— What to work on —
Every entry in the data that follows should come back exactly, pictures aside.

— Excerpted records —
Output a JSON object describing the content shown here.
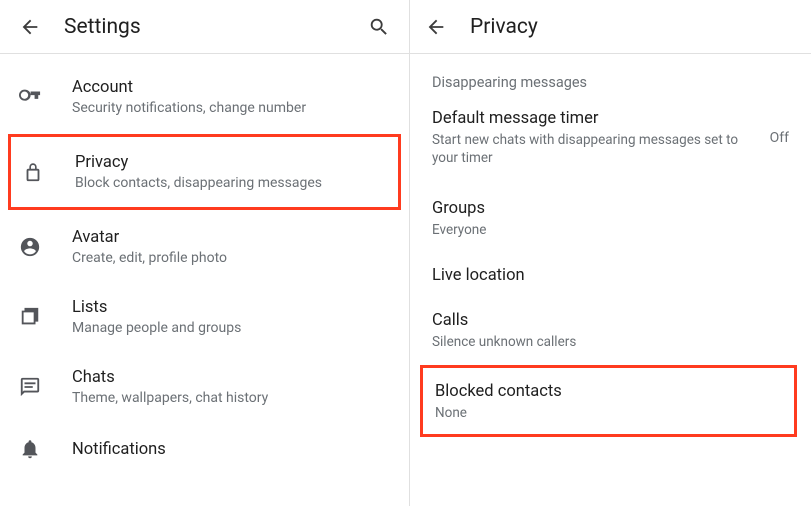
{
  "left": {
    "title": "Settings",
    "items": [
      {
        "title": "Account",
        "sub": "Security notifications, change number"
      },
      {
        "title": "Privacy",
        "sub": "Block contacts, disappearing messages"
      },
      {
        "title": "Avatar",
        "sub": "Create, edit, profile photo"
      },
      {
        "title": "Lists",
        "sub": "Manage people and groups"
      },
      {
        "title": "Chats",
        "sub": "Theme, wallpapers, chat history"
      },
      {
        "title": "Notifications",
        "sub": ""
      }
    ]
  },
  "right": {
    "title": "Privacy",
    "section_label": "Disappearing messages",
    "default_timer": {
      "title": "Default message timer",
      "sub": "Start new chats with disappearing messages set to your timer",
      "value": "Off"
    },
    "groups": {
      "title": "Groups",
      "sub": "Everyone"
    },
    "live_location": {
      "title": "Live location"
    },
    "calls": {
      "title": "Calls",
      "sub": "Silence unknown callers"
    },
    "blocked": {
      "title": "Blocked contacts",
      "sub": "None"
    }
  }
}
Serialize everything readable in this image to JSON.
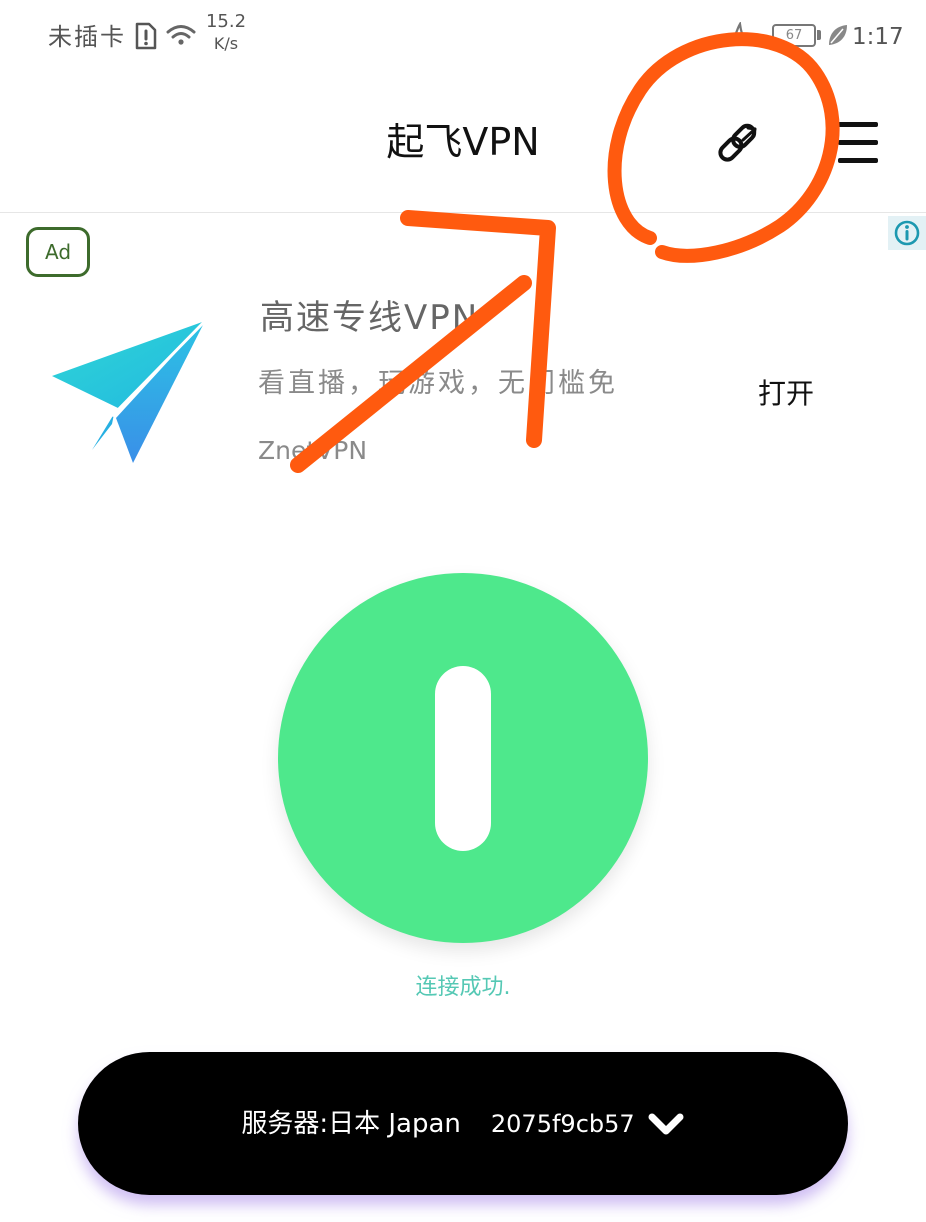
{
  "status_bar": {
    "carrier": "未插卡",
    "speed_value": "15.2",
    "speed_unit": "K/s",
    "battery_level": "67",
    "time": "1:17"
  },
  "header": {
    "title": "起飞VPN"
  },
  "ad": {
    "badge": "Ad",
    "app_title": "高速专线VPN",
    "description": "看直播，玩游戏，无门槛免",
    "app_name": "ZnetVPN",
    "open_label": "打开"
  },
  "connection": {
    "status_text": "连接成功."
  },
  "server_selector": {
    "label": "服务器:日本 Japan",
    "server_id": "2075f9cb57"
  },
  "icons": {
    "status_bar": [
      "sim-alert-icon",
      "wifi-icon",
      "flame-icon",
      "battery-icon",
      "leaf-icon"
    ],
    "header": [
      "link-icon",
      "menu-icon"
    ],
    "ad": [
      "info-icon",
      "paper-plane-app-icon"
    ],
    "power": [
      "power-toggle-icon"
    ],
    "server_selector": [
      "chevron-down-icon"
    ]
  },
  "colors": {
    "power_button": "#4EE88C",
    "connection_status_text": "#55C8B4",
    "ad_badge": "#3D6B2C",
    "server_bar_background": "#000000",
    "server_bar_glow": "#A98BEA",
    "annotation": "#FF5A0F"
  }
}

— Output of the exercise —
Output a JSON object describing the content shown here.
{
  "left": {
    "title": "Settings",
    "items": [
      {
        "title": "Account",
        "sub": "Security notifications, change number"
      },
      {
        "title": "Privacy",
        "sub": "Block contacts, disappearing messages"
      },
      {
        "title": "Avatar",
        "sub": "Create, edit, profile photo"
      },
      {
        "title": "Lists",
        "sub": "Manage people and groups"
      },
      {
        "title": "Chats",
        "sub": "Theme, wallpapers, chat history"
      },
      {
        "title": "Notifications",
        "sub": ""
      }
    ]
  },
  "right": {
    "title": "Privacy",
    "section_label": "Disappearing messages",
    "default_timer": {
      "title": "Default message timer",
      "sub": "Start new chats with disappearing messages set to your timer",
      "value": "Off"
    },
    "groups": {
      "title": "Groups",
      "sub": "Everyone"
    },
    "live_location": {
      "title": "Live location"
    },
    "calls": {
      "title": "Calls",
      "sub": "Silence unknown callers"
    },
    "blocked": {
      "title": "Blocked contacts",
      "sub": "None"
    }
  }
}
Serialize everything readable in this image to JSON.
{
  "status_bar": {
    "carrier": "未插卡",
    "speed_value": "15.2",
    "speed_unit": "K/s",
    "battery_level": "67",
    "time": "1:17"
  },
  "header": {
    "title": "起飞VPN"
  },
  "ad": {
    "badge": "Ad",
    "app_title": "高速专线VPN",
    "description": "看直播，玩游戏，无门槛免",
    "app_name": "ZnetVPN",
    "open_label": "打开"
  },
  "connection": {
    "status_text": "连接成功."
  },
  "server_selector": {
    "label": "服务器:日本 Japan",
    "server_id": "2075f9cb57"
  },
  "icons": {
    "status_bar": [
      "sim-alert-icon",
      "wifi-icon",
      "flame-icon",
      "battery-icon",
      "leaf-icon"
    ],
    "header": [
      "link-icon",
      "menu-icon"
    ],
    "ad": [
      "info-icon",
      "paper-plane-app-icon"
    ],
    "power": [
      "power-toggle-icon"
    ],
    "server_selector": [
      "chevron-down-icon"
    ]
  },
  "colors": {
    "power_button": "#4EE88C",
    "connection_status_text": "#55C8B4",
    "ad_badge": "#3D6B2C",
    "server_bar_background": "#000000",
    "server_bar_glow": "#A98BEA",
    "annotation": "#FF5A0F"
  }
}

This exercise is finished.